WHAT THE TASK REQUIRES> Go through the lines below and copy any that hold the string "JSON".

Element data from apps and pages
# # # # # # #
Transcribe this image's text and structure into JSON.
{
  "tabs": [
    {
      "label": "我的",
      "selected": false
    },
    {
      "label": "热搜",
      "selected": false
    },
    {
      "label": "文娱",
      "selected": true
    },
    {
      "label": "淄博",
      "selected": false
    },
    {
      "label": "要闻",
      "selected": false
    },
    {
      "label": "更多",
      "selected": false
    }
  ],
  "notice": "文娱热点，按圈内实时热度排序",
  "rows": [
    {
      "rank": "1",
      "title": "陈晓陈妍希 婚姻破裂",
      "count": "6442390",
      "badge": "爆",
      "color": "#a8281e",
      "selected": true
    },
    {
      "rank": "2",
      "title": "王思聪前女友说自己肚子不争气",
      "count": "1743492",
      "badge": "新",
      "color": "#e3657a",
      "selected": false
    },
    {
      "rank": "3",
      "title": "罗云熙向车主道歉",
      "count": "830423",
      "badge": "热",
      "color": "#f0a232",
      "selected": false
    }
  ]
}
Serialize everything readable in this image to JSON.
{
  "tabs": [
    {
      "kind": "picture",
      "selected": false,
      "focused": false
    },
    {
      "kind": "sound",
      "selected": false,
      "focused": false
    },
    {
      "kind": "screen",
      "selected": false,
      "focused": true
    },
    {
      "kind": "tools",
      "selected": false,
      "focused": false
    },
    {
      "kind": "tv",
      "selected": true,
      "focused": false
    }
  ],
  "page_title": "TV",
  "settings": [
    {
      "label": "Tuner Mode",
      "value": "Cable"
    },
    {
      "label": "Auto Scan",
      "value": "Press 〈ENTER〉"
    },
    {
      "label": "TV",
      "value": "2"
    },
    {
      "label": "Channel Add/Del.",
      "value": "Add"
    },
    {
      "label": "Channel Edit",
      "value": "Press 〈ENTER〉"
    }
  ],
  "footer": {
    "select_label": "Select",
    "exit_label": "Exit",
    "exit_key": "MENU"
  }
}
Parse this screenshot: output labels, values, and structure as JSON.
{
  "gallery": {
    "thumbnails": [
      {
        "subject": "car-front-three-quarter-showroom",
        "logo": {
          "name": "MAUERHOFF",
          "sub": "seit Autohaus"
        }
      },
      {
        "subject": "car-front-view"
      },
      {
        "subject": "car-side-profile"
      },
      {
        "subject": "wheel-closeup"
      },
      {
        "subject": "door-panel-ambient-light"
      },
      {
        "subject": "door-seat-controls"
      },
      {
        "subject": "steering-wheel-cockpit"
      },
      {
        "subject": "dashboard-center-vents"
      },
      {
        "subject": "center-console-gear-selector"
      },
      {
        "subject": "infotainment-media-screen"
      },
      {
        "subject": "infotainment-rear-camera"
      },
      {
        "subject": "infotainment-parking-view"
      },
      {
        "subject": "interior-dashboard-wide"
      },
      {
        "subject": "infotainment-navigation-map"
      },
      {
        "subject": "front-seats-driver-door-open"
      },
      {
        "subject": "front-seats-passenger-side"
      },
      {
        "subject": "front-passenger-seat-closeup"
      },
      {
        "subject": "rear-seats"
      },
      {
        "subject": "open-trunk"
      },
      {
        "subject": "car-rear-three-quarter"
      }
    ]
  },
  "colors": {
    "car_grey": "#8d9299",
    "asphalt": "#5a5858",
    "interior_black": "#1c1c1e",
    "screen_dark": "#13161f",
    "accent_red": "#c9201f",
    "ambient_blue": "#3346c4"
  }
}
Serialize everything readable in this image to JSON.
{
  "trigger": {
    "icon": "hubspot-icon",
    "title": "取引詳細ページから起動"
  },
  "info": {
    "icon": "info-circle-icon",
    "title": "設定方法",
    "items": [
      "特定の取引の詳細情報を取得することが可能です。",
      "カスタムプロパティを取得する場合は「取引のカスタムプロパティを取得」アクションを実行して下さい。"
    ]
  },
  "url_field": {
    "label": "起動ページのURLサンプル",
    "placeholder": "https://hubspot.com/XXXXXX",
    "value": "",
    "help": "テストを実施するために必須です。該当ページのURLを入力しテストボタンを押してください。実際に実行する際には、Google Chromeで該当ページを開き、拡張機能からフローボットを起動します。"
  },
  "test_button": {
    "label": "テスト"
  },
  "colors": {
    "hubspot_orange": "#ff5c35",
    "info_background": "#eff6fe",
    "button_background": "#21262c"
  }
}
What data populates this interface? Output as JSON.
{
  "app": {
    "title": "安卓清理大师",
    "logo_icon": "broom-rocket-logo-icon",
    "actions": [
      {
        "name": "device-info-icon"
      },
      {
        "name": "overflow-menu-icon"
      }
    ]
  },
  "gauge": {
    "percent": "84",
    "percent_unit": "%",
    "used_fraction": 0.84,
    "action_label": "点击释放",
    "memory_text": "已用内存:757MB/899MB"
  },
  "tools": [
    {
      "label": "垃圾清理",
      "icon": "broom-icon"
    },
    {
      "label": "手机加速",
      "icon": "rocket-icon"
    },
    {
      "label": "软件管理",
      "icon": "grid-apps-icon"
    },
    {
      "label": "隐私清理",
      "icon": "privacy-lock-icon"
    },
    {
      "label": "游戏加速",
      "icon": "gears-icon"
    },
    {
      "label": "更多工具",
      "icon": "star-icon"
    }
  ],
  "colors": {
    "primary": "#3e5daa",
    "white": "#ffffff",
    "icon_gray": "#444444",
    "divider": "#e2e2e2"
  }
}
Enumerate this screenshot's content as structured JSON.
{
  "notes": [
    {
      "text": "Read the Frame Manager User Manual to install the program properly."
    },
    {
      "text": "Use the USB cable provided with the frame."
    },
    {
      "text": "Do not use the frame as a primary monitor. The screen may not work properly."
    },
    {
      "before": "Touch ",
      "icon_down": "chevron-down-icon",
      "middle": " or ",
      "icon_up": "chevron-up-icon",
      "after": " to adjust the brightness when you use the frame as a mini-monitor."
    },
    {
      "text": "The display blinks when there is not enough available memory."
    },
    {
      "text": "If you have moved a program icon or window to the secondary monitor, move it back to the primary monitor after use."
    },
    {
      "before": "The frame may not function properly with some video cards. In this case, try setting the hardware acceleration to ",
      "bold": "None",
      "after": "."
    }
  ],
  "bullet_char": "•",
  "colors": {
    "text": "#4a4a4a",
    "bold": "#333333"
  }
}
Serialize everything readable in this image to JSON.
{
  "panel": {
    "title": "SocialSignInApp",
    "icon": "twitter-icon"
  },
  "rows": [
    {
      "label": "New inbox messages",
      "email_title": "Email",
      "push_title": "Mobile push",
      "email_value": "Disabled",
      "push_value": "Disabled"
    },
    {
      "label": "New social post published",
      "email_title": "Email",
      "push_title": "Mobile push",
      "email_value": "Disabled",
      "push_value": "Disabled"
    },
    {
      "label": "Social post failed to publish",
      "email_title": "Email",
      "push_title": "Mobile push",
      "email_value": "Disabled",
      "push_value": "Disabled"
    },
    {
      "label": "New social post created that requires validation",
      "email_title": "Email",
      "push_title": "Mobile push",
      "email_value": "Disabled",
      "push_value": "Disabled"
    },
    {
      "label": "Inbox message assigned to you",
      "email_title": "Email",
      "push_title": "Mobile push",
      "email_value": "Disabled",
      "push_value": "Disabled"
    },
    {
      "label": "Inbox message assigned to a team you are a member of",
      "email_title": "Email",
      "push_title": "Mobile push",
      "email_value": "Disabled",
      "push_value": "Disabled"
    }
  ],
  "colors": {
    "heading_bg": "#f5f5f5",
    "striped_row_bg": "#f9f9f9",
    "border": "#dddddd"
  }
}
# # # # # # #
RESPONSE BOX>
Transcribe this image's text and structure into JSON.
Serialize everything readable in this image to JSON.
Parse this screenshot: output labels, values, and structure as JSON.
Serialize everything readable in this image to JSON.
What data populates this interface? Output as JSON.
Enumerate this screenshot's content as structured JSON.
Serialize everything readable in this image to JSON.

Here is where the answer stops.